ACTIVITY: Exactly as written, print each of the entries.

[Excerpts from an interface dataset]
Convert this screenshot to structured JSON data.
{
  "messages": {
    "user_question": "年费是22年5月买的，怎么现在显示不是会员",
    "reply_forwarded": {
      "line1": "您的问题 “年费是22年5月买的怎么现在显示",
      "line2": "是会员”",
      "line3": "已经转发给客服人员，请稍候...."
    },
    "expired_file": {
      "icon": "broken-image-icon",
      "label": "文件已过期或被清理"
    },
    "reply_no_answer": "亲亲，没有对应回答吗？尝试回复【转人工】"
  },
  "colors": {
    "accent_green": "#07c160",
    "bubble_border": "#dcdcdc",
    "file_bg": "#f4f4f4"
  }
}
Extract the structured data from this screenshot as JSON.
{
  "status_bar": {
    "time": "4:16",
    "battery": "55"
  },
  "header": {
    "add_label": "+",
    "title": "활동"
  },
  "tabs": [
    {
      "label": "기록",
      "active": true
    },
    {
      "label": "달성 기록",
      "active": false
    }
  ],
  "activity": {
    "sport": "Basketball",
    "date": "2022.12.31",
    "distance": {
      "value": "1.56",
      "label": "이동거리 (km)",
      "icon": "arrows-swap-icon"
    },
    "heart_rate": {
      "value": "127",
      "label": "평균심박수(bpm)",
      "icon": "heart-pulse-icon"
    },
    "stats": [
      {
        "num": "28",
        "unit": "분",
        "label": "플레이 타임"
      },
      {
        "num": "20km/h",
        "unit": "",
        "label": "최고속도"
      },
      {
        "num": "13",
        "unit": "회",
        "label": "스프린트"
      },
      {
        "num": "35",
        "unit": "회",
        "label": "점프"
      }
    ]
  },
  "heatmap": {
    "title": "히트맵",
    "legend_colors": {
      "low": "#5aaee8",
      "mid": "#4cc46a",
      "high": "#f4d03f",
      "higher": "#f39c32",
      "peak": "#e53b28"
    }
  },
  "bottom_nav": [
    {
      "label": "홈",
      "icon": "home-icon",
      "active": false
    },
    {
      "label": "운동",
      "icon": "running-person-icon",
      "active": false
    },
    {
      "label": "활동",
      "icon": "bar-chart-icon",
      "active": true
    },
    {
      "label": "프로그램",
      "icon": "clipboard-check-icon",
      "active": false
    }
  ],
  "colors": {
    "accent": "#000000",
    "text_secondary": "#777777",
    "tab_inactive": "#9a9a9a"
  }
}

TASK RESPONSE:
Convert this screenshot to structured JSON data.
{
  "messages": {
    "user_question": "年费是22年5月买的，怎么现在显示不是会员",
    "reply_forwarded": {
      "line1": "您的问题 “年费是22年5月买的怎么现在显示",
      "line2": "是会员”",
      "line3": "已经转发给客服人员，请稍候...."
    },
    "expired_file": {
      "icon": "broken-image-icon",
      "label": "文件已过期或被清理"
    },
    "reply_no_answer": "亲亲，没有对应回答吗？尝试回复【转人工】"
  },
  "colors": {
    "accent_green": "#07c160",
    "bubble_border": "#dcdcdc",
    "file_bg": "#f4f4f4"
  }
}
Extract the structured data from this screenshot as JSON.
{
  "status_bar": {
    "time": "4:16",
    "battery": "55"
  },
  "header": {
    "add_label": "+",
    "title": "활동"
  },
  "tabs": [
    {
      "label": "기록",
      "active": true
    },
    {
      "label": "달성 기록",
      "active": false
    }
  ],
  "activity": {
    "sport": "Basketball",
    "date": "2022.12.31",
    "distance": {
      "value": "1.56",
      "label": "이동거리 (km)",
      "icon": "arrows-swap-icon"
    },
    "heart_rate": {
      "value": "127",
      "label": "평균심박수(bpm)",
      "icon": "heart-pulse-icon"
    },
    "stats": [
      {
        "num": "28",
        "unit": "분",
        "label": "플레이 타임"
      },
      {
        "num": "20km/h",
        "unit": "",
        "label": "최고속도"
      },
      {
        "num": "13",
        "unit": "회",
        "label": "스프린트"
      },
      {
        "num": "35",
        "unit": "회",
        "label": "점프"
      }
    ]
  },
  "heatmap": {
    "title": "히트맵",
    "legend_colors": {
      "low": "#5aaee8",
      "mid": "#4cc46a",
      "high": "#f4d03f",
      "higher": "#f39c32",
      "peak": "#e53b28"
    }
  },
  "bottom_nav": [
    {
      "label": "홈",
      "icon": "home-icon",
      "active": false
    },
    {
      "label": "운동",
      "icon": "running-person-icon",
      "active": false
    },
    {
      "label": "활동",
      "icon": "bar-chart-icon",
      "active": true
    },
    {
      "label": "프로그램",
      "icon": "clipboard-check-icon",
      "active": false
    }
  ],
  "colors": {
    "accent": "#000000",
    "text_secondary": "#777777",
    "tab_inactive": "#9a9a9a"
  }
}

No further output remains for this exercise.